## What you have to do
Where in the material does the word "Music" appear? Copy each line that has it.

## Input data
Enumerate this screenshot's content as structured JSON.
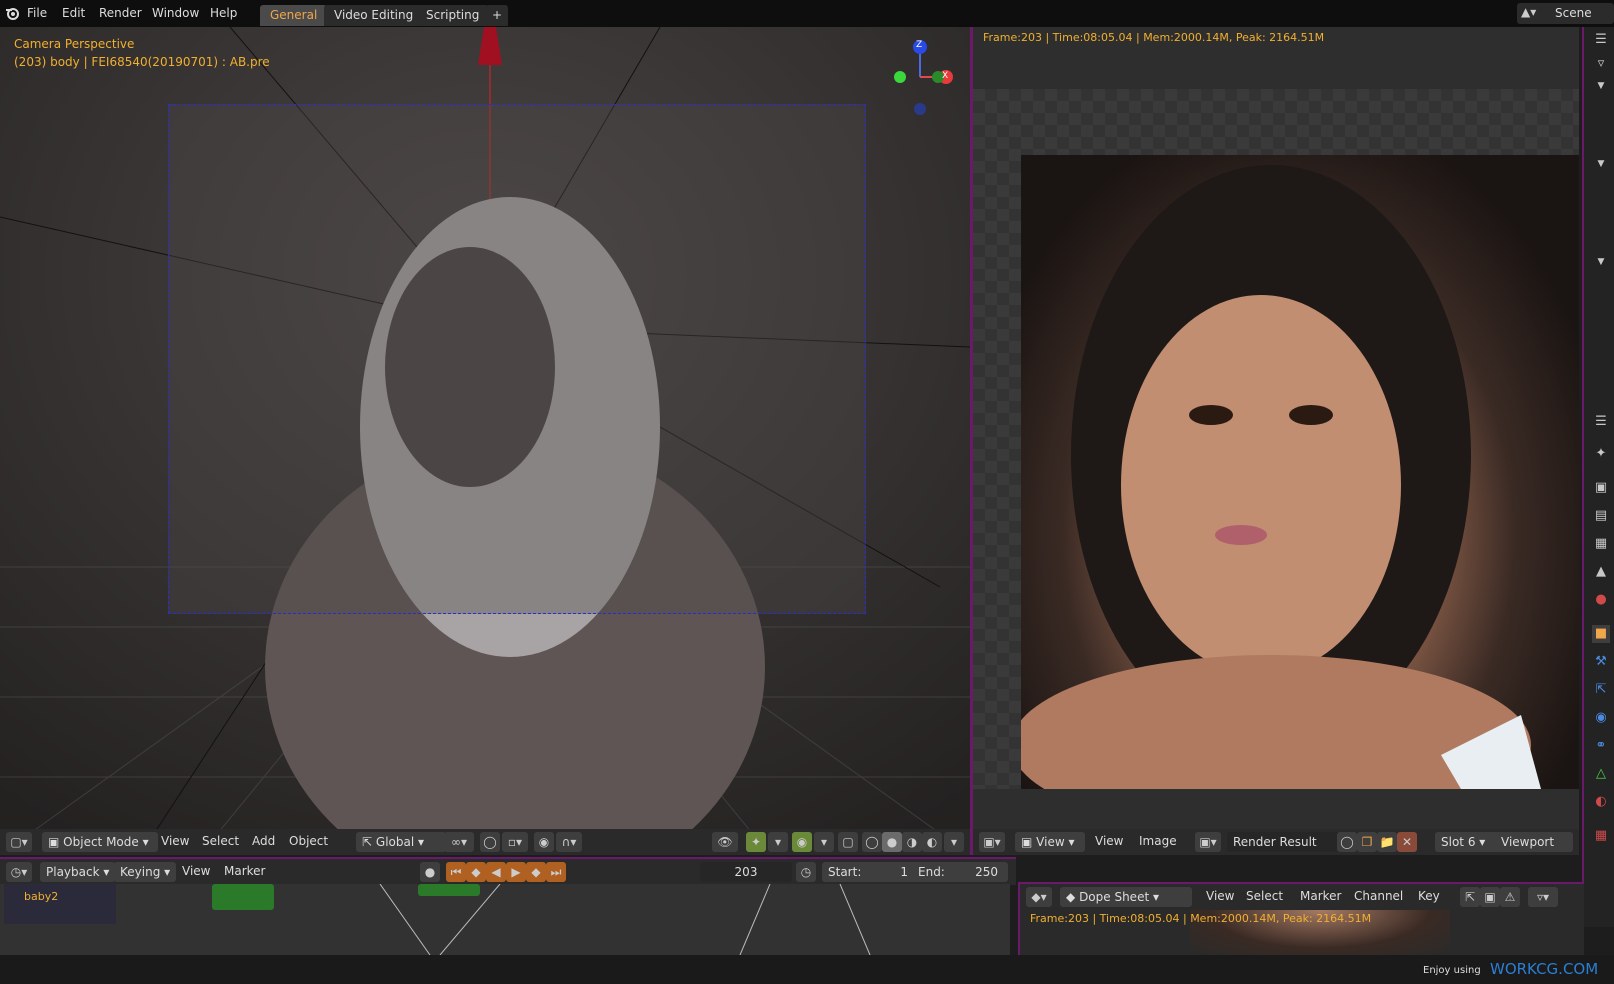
{
  "topbar": {
    "menus": [
      "File",
      "Edit",
      "Render",
      "Window",
      "Help"
    ],
    "tabs": [
      "General",
      "Video Editing",
      "Scripting"
    ],
    "add_tab": "+",
    "scene": "Scene"
  },
  "viewport": {
    "overlay_title": "Camera Perspective",
    "overlay_info": "(203) body | FEI68540(20190701) : AB.pre",
    "gizmo": {
      "z": "Z",
      "x": "X"
    },
    "header": {
      "mode": "Object Mode",
      "menus": [
        "View",
        "Select",
        "Add",
        "Object"
      ],
      "orientation": "Global"
    }
  },
  "render": {
    "stats": "Frame:203 | Time:08:05.04 | Mem:2000.14M, Peak: 2164.51M",
    "header": {
      "view_dd": "View",
      "menus": [
        "View",
        "Image"
      ],
      "image_name": "Render Result",
      "slot": "Slot 6",
      "viewport": "Viewport"
    }
  },
  "timeline": {
    "playback": "Playback",
    "keying": "Keying",
    "menus": [
      "View",
      "Marker"
    ],
    "frame": "203",
    "start_label": "Start:",
    "start": "1",
    "end_label": "End:",
    "end": "250"
  },
  "node_editor": {
    "label": "baby2"
  },
  "dopesheet": {
    "mode": "Dope Sheet",
    "menus": [
      "View",
      "Select",
      "Marker",
      "Channel",
      "Key"
    ],
    "stats": "Frame:203 | Time:08:05.04 | Mem:2000.14M, Peak: 2164.51M"
  },
  "status": {
    "prefix": "Enjoy using",
    "brand": "WORKCG.COM"
  },
  "colors": {
    "accent": "#f0a64a",
    "overlay": "#f0b030",
    "frame_border": "#6b1a6b",
    "brand": "#2a7fd4"
  }
}
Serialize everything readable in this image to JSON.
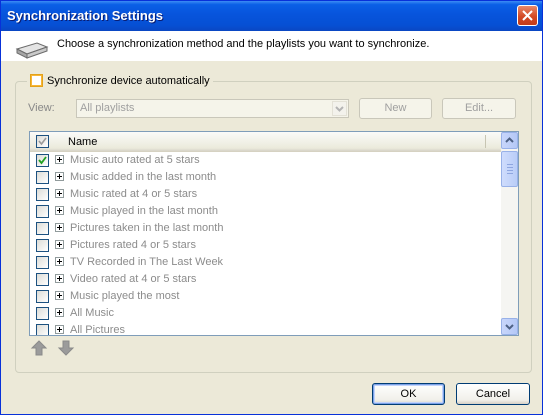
{
  "window": {
    "title": "Synchronization Settings"
  },
  "header": {
    "instruction": "Choose a synchronization method and the playlists you want to synchronize."
  },
  "sync_auto": {
    "label": "Synchronize device automatically",
    "checked": false
  },
  "view": {
    "label": "View:",
    "selected": "All playlists"
  },
  "buttons": {
    "new": "New",
    "edit": "Edit...",
    "ok": "OK",
    "cancel": "Cancel"
  },
  "list": {
    "header_name": "Name",
    "rows": [
      {
        "label": "Music auto rated at 5 stars",
        "checked": true
      },
      {
        "label": "Music added in the last month",
        "checked": false
      },
      {
        "label": "Music rated at 4 or 5 stars",
        "checked": false
      },
      {
        "label": "Music played in the last month",
        "checked": false
      },
      {
        "label": "Pictures taken in the last month",
        "checked": false
      },
      {
        "label": "Pictures rated 4 or 5 stars",
        "checked": false
      },
      {
        "label": "TV Recorded in The Last Week",
        "checked": false
      },
      {
        "label": "Video rated at 4 or 5 stars",
        "checked": false
      },
      {
        "label": "Music played the most",
        "checked": false
      },
      {
        "label": "All Music",
        "checked": false
      },
      {
        "label": "All Pictures",
        "checked": false
      }
    ]
  },
  "colors": {
    "title_bar": "#0754dc",
    "check_green": "#21a121"
  }
}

## The answer
        "label": "Music auto rated at 5 stars",
        "label": "Music added in the last month",
        "label": "Music rated at 4 or 5 stars",
        "label": "Music played in the last month",
        "label": "Music played the most",
        "label": "All Music",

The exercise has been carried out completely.